old-fashioned farmer who railed at
the telephone in his son-in-law's
house, until it chanced to be the
means of saving his life. Then he
changed his tune. There is the ac
count of Zebedee Pelton's extraordi
nary appetitie, and another of an en
countei with a man-eating cayman in
a Philippine river. All in addition to
a bc-ckful of humor, miscellany, an
ecdotes and the like.
Damage Cotton Fear.
Cotton buyers here and in fact
throughout the south express the
fear that 'the damaged cotton which
is bound to come unless great care is
taken by the farmers in 'the matter
of storage, will entail a great loss to
the 'hiolders of cotton. Let us im
press upon them to see to it now,
while in time 'to have their cotton
well examined; remove any damage
that may have started and see that it
is properly stored. Otherwise thous
ands of dollars will be lost to the far
mers by ro'tten cotton.
His Disappearing Pulse.
"My!" exclaimed the doctor.
"You've hardly apy pulse today!"
"Well, don"t you remember, doc
tor," replied the patient, "you took it
when you were here yesterday?"
AIR - LINE
Two Daily Pullman V
Between SOUT H a
The Best Rates and Rc
Via Richmond and
Norfolk and Stear
Louis, Chicago, NE
Points South and Souti
and Jacksonville an<
POSSITIVELy THE SHC
?abFor detailed Informato:
man reservations, etc., app
board Air Line Railway, or.
Passenger Agent, Columbih
C. F. STEWART, A
ftoee Cream t
wLich is meeting with great favor, as it enablee
everyone to make ice cream in their own home with
very littletrouble. Everyr hinginthe packageformak
ing two quarts of deliciot-s ice cream. if your grocer
can't supply yonsend 25c. for two pkgs. by mail. Van
illa,Choco ate, Strawberry and Unflavored.
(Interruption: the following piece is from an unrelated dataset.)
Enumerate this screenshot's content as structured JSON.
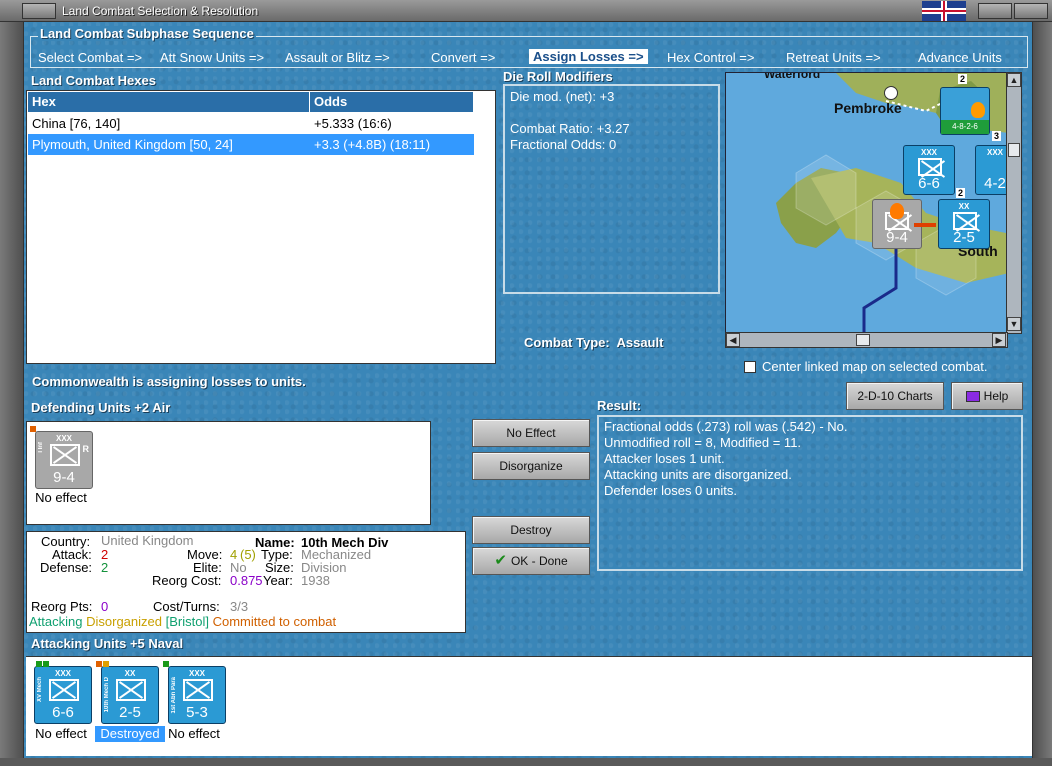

Address,
The Genesee Pure Food Co., Dox 295, Le Roy, N.Y.
Girls please don't
Talk as though each sentence were
produced with an effort.
Carry on a flirtation with the pur
pose of making some one else feel a
sense of annoyance.
Forget that it is better to be con
sidered over-polite than to appear
even a little commonplace.
Speak of men in a tone that indi
cates a tendency 'coward undue fa
Hold to a position you know to be
wrong rather than acknowledge a
Assume a lofty attitude with the
idea That it adds to your influence or
Take on a positive or dogmatic
method of making an assertion.
Fall into the way of whining over
things which don't exactly suit you.
Show a desire to exhibit finery .n a
way to cause questionable comment.
want to give you a real birthday
treat. Tell me what you would like
better than anything else.
Willie-(after thinking earnestly
for five minutes)-Bring me a whole
box of chocolate crams, mother, and
ask Tommy Smith to come in and
watch me eat 'em.
Pawning Wives and Daughters.
They have a curious way of tAiliz
ing wives and daughters in some
parts of India. If a native wants
money he puts these members of his
establishment in pawn and his credi
tor detains them until the debt is
discharged. The custom varies in
different localities. In Mellore the
Yercalls pledge their daughters to
creditors who may either marry
them or give them away,.and a man.
who has to go 'to jail deposits hi&
wife with another family of her tribe
until his return.. In North Arcot
unmarried daughters are frequently
mortgaged and become the absolute
property of the holder until liquida
Best Mineral As
C. H. CANNON,.
Near C., N. & L. Depot
S- EAST - WEST.
~stibuled Limited Trains
nd NEW YORK.
ING CAR SERVICEI
>ute to all Eastern Cities
Washington, or via
uis, Louisville, St.
iw Orleans, and All
I all points in Florida
RTEST IlNE BETWEEN
i, rates, schedules, Pull
~y to any agent of The Sea
Jos. W. Stewart, Traveling
A H. GA.